Crunch is crucial in a good dill pickle. How do you achieve the right level of crunchiness? Remove a very thin slice from the blossom part of the cucumber (there is an enzyme present in the blossom that causes the cucumber to soften). Adding tannins to the brine also helps retain crispness. Grape leaves are the traditional source of tanning, but black/green tea leaves, fig tree leaves, raspberry leave,, currant leaves, sour cherry leaves and horseradish leaves can also be used.
Cucumbers can be bitter, and pickling does not solve the problem. All members of the gourd family produce organic compounds that remain in the leaves of the plant. If the plant is stressed (big fluctuations in temperature, uneven watering, or extreme heat) these compounds may enter the fruit. Occasionally, the bitterness is only in the ends of the cucumber, so if this is the case, trimming off the ends will be enough.

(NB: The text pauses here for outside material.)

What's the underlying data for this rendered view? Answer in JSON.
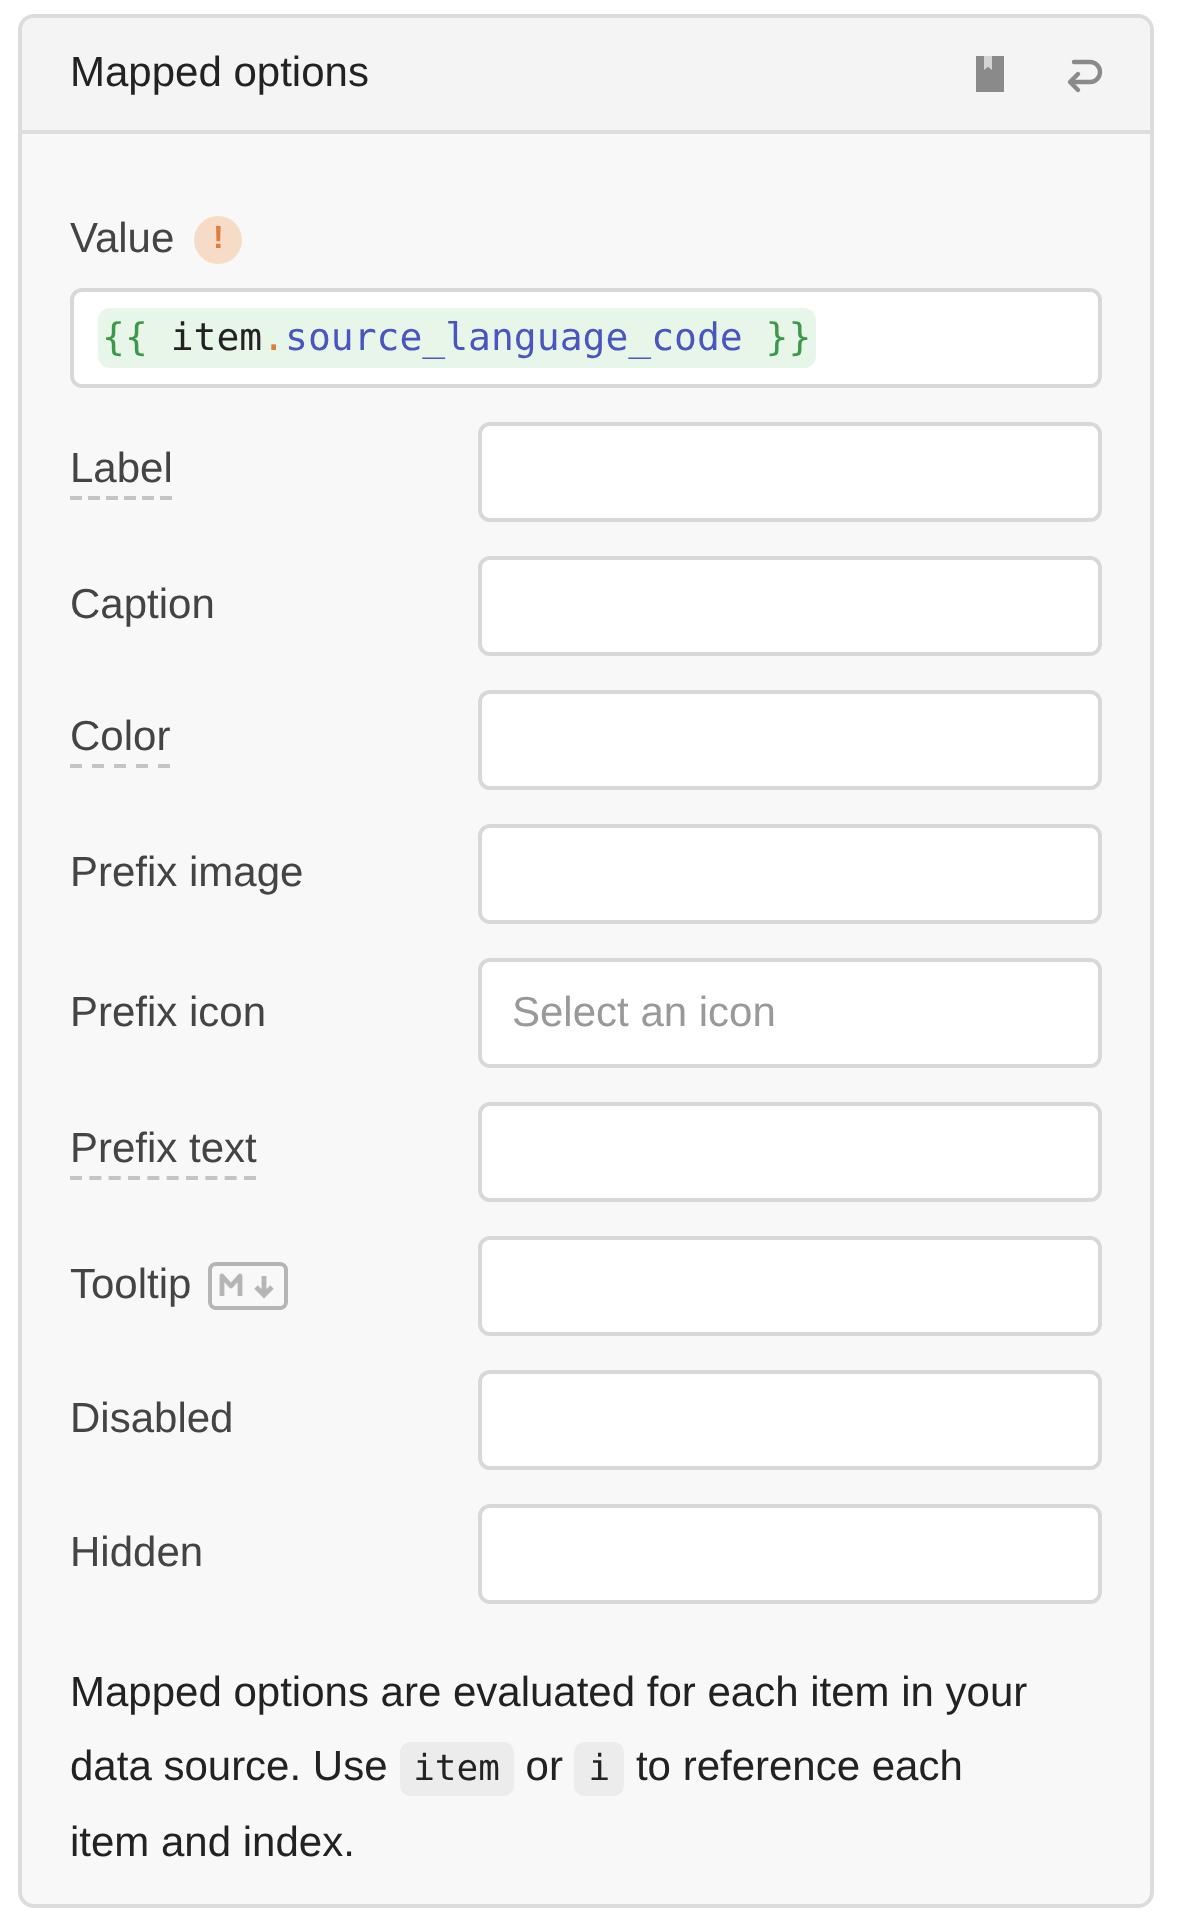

Cucumbers pickle quickly because the juice contains certain elements that encourage the growth of L. plantarum.
NOTE: If you are new to fermented foods, make sure to start with small amounts and SLOWLY BUILD UP. Some common side effects you may experience when introducing fermented foods for the first time include bloating, gas and diarrhea.
If you are not making these foods at home, always make sure to read labels when you buy. These products may contain sugar, caffeine, salt, MSG (monosodium glutamate) and even small amounts of alcohol that are part of the initial ingredients or produced as byproducts of the fermentation process.